+++ Data shown +++

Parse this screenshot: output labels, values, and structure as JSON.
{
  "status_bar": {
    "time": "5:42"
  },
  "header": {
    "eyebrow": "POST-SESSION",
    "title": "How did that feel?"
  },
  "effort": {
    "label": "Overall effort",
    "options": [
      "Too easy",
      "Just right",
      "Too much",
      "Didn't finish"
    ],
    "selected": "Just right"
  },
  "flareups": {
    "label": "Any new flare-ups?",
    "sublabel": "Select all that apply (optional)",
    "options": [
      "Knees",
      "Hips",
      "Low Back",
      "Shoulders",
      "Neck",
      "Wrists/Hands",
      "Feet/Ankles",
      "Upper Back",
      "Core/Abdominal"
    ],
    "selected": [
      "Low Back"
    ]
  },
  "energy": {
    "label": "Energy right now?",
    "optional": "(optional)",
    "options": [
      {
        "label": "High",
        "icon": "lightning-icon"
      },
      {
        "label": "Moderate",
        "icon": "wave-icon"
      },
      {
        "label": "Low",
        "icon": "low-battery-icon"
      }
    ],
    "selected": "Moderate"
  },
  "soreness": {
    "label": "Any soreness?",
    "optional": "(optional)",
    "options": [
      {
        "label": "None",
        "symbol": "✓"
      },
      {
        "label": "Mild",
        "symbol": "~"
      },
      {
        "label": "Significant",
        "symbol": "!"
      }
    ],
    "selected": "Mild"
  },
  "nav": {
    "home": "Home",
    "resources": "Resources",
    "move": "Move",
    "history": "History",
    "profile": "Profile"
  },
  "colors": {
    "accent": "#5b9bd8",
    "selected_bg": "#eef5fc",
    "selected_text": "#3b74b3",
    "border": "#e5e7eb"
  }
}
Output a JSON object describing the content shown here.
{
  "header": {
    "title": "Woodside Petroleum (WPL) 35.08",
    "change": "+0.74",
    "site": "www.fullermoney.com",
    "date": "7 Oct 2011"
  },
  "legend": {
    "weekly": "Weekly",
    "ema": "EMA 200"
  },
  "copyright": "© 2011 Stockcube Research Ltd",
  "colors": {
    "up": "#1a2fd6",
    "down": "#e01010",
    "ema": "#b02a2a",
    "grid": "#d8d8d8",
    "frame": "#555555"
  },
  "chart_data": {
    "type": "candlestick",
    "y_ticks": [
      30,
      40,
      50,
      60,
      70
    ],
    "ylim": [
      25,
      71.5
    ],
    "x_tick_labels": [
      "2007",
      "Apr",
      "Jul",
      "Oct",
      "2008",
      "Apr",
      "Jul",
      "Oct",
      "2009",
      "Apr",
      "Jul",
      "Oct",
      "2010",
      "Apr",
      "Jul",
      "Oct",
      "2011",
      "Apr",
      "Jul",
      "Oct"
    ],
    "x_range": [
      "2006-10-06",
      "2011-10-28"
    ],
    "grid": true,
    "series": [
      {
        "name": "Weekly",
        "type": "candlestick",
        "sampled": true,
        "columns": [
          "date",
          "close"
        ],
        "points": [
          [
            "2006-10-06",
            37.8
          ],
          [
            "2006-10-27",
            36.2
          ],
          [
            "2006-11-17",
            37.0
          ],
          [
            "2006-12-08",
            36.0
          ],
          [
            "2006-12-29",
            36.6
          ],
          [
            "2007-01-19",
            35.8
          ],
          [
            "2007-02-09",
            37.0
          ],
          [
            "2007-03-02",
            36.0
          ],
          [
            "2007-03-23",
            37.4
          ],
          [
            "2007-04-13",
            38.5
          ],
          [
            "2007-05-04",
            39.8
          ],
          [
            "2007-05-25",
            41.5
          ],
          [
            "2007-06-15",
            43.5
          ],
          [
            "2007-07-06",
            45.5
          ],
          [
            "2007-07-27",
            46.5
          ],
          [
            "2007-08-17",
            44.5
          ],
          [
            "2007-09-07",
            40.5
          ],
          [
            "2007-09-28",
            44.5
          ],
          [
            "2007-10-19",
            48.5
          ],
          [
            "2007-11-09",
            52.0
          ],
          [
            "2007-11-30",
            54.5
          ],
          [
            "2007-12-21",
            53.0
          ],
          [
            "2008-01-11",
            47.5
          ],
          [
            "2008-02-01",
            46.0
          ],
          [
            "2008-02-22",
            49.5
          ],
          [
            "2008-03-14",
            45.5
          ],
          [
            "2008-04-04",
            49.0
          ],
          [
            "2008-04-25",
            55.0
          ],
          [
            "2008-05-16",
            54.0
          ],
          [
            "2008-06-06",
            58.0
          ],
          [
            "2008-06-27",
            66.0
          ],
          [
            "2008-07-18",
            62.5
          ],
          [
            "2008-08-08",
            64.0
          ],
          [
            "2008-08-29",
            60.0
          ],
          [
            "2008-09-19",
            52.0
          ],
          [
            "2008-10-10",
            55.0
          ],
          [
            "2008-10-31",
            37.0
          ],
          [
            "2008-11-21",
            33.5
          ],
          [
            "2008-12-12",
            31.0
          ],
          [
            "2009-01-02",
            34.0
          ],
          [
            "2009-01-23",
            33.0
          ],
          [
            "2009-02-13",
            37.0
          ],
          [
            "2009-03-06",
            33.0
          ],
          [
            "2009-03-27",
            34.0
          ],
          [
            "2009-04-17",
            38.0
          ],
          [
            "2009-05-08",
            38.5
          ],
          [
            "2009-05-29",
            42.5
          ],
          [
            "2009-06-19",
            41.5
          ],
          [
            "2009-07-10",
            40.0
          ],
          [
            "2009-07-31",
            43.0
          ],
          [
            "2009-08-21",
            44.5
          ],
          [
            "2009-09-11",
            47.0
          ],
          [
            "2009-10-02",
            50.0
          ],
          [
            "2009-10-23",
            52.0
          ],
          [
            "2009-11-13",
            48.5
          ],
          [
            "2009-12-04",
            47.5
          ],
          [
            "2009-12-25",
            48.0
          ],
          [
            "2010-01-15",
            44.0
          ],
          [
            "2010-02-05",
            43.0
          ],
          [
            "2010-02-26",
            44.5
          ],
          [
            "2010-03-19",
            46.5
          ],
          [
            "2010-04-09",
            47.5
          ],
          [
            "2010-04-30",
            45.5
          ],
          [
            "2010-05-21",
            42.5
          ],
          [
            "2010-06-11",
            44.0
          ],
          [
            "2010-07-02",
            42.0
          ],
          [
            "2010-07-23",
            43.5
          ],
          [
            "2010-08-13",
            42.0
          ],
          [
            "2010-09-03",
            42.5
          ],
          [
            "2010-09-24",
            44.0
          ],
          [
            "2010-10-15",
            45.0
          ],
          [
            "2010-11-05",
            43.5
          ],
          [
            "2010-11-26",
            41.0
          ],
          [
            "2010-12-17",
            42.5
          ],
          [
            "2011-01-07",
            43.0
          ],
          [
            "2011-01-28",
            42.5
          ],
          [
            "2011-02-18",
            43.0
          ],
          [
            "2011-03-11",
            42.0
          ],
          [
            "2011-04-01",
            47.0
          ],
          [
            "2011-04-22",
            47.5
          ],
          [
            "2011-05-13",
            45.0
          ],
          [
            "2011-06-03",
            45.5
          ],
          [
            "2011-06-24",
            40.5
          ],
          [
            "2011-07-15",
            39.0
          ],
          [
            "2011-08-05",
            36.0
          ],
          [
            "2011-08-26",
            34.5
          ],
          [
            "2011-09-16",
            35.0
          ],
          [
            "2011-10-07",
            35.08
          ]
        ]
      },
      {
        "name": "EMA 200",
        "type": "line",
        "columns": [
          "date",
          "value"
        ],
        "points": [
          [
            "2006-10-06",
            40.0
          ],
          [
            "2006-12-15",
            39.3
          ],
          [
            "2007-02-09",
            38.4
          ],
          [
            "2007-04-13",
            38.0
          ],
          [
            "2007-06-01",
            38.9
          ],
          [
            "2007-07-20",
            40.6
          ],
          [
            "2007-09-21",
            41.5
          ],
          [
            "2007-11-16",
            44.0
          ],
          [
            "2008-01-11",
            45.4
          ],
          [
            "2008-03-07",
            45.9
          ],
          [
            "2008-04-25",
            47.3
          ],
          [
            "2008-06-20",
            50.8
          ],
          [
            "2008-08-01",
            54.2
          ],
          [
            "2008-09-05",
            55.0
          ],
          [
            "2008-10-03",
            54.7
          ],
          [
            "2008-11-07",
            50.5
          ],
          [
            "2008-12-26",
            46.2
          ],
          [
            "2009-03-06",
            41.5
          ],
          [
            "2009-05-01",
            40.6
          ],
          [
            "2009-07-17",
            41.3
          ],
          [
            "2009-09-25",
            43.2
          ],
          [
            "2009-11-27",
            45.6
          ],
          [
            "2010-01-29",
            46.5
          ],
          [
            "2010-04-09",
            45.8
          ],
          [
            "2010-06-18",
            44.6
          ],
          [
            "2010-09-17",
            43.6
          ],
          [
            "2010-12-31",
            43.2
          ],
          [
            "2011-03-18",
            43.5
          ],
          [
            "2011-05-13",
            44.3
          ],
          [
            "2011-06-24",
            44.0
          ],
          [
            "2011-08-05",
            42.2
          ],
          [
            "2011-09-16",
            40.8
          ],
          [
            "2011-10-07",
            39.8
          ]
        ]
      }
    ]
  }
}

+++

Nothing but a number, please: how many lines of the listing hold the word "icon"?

# Exercise output
3